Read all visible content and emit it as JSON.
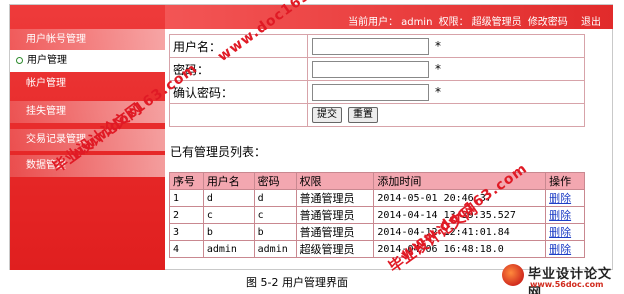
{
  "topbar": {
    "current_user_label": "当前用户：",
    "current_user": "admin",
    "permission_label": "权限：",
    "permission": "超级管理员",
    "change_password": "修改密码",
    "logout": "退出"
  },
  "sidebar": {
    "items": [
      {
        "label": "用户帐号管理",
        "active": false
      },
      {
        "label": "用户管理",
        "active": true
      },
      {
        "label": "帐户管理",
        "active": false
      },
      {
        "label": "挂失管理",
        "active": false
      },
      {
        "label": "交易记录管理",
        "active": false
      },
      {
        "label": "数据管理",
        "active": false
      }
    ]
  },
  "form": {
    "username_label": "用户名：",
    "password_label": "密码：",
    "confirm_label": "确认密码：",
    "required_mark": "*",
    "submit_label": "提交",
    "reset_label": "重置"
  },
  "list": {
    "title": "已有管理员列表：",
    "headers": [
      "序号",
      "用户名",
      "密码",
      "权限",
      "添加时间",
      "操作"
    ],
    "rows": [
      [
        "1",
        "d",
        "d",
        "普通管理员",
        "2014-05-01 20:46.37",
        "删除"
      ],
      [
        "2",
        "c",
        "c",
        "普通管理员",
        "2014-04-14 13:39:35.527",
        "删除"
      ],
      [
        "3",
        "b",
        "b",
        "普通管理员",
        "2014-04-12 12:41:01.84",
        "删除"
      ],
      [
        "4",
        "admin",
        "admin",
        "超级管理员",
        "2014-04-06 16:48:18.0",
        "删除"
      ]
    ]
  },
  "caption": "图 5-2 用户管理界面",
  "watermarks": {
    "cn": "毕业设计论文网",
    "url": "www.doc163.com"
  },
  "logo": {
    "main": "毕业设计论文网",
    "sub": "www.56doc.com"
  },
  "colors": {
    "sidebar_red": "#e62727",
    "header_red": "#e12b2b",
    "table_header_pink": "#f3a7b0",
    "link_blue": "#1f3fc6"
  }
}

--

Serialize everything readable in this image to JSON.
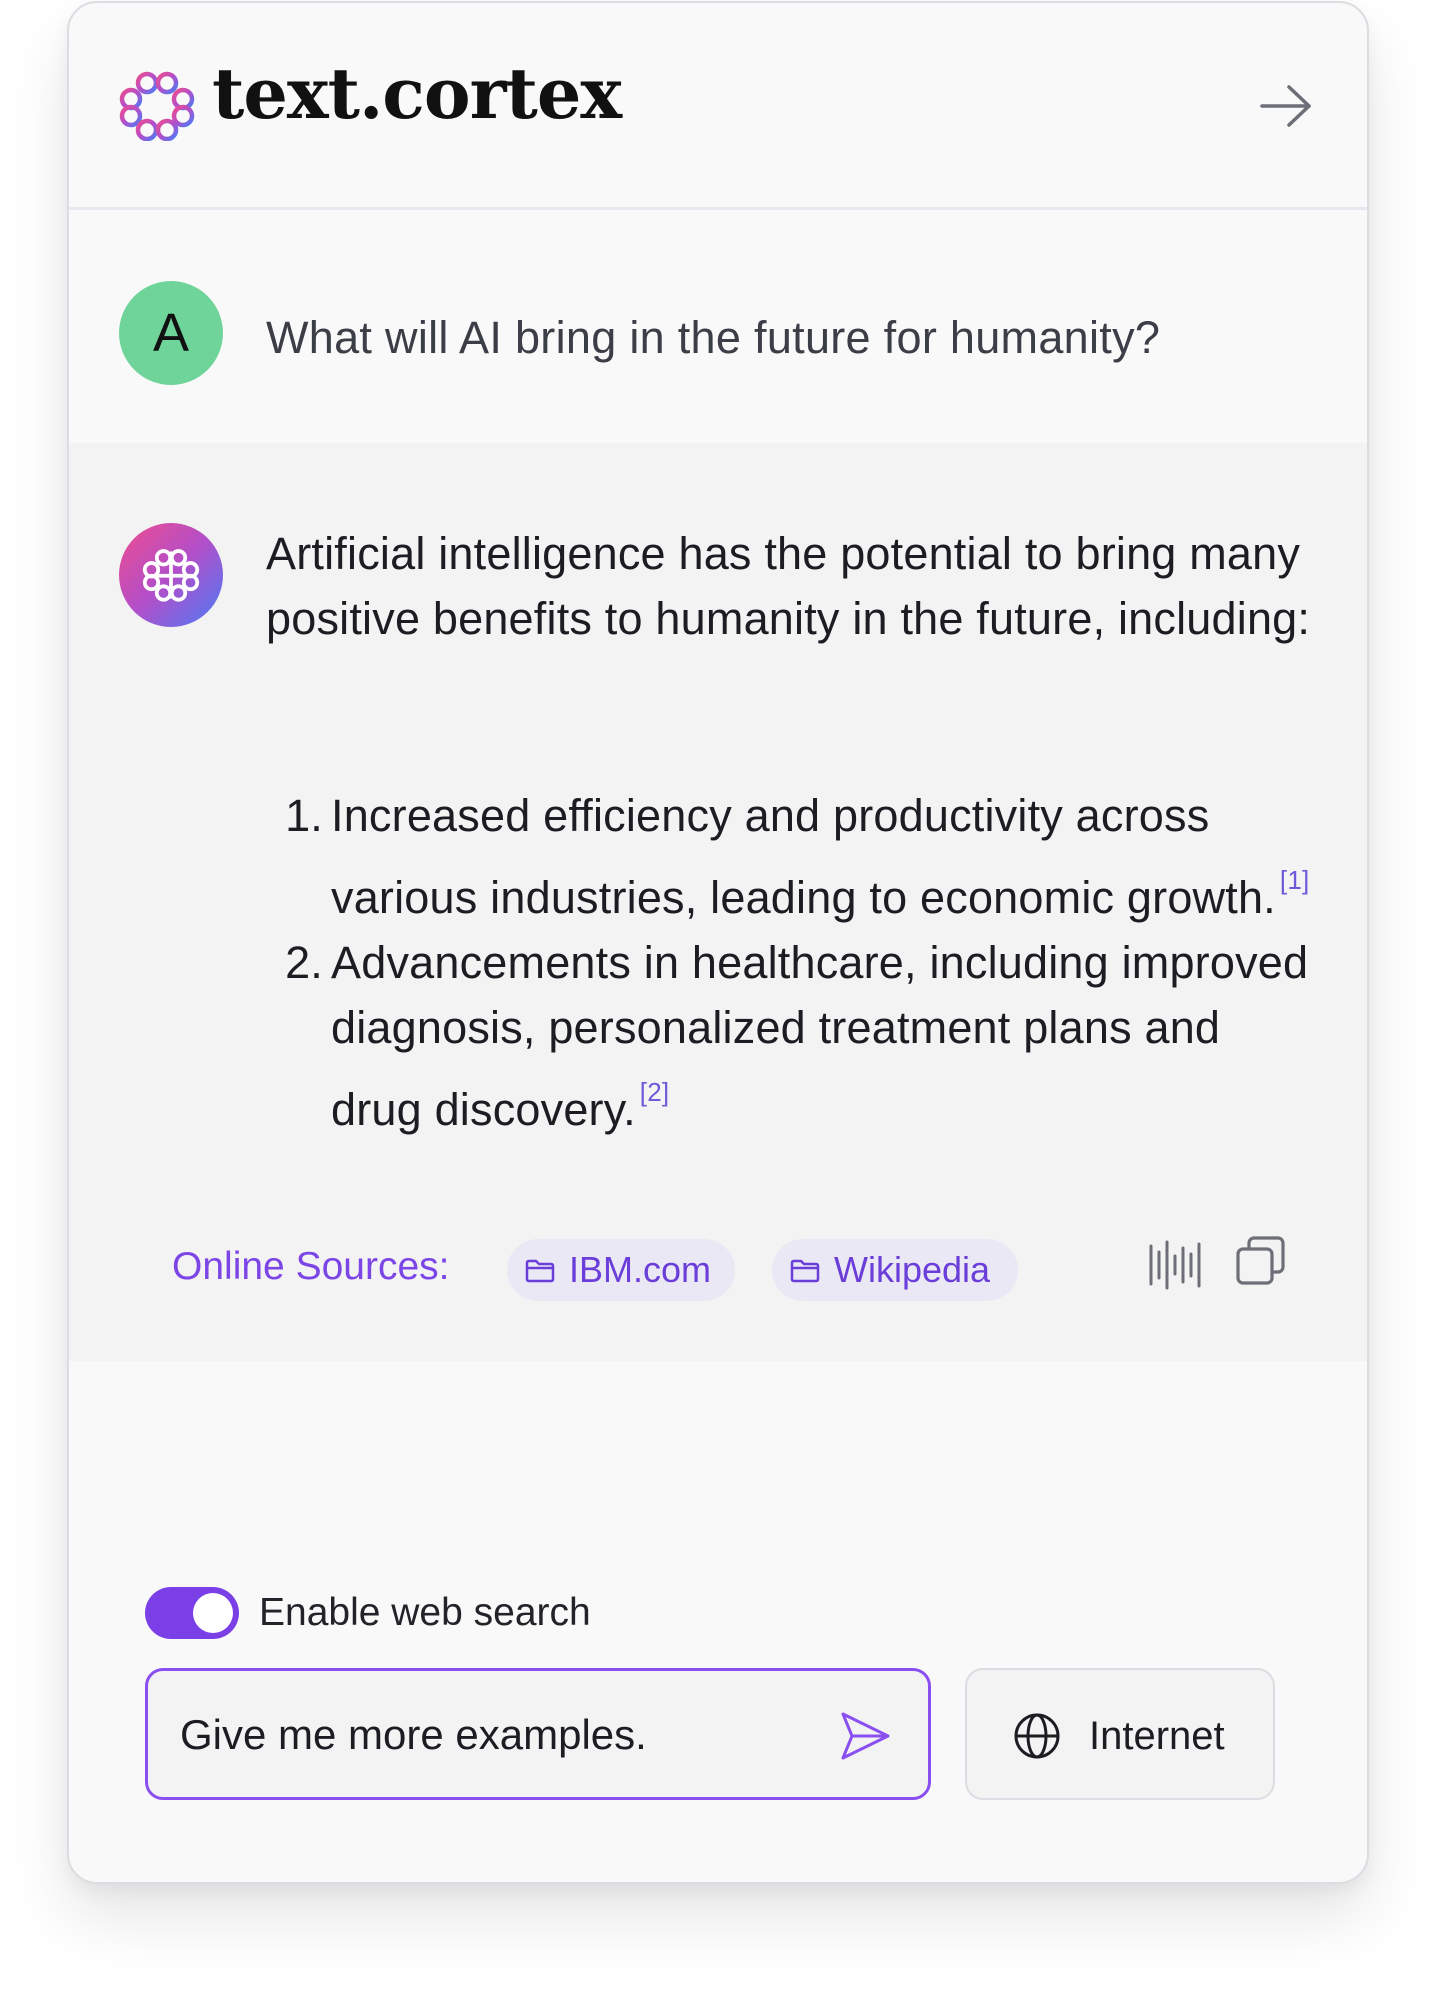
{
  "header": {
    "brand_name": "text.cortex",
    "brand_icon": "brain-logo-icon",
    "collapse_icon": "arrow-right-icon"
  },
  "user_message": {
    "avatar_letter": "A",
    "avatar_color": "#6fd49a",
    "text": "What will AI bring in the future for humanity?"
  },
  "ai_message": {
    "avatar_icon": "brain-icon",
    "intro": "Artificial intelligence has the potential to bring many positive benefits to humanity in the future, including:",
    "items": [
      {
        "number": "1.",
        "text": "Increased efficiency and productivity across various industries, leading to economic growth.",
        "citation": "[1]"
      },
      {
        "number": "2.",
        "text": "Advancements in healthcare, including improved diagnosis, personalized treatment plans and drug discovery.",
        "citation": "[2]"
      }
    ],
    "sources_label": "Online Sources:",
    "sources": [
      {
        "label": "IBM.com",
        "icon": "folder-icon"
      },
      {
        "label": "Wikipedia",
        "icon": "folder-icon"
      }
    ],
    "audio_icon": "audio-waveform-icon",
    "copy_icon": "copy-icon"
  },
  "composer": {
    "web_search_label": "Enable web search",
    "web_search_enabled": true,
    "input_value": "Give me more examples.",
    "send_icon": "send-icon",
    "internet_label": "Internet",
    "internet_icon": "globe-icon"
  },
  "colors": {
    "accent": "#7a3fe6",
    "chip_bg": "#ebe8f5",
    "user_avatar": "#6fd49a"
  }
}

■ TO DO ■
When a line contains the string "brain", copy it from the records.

■ RESPONSE AREA ■
    "brand_icon": "brain-logo-icon",
    "avatar_icon": "brain-icon",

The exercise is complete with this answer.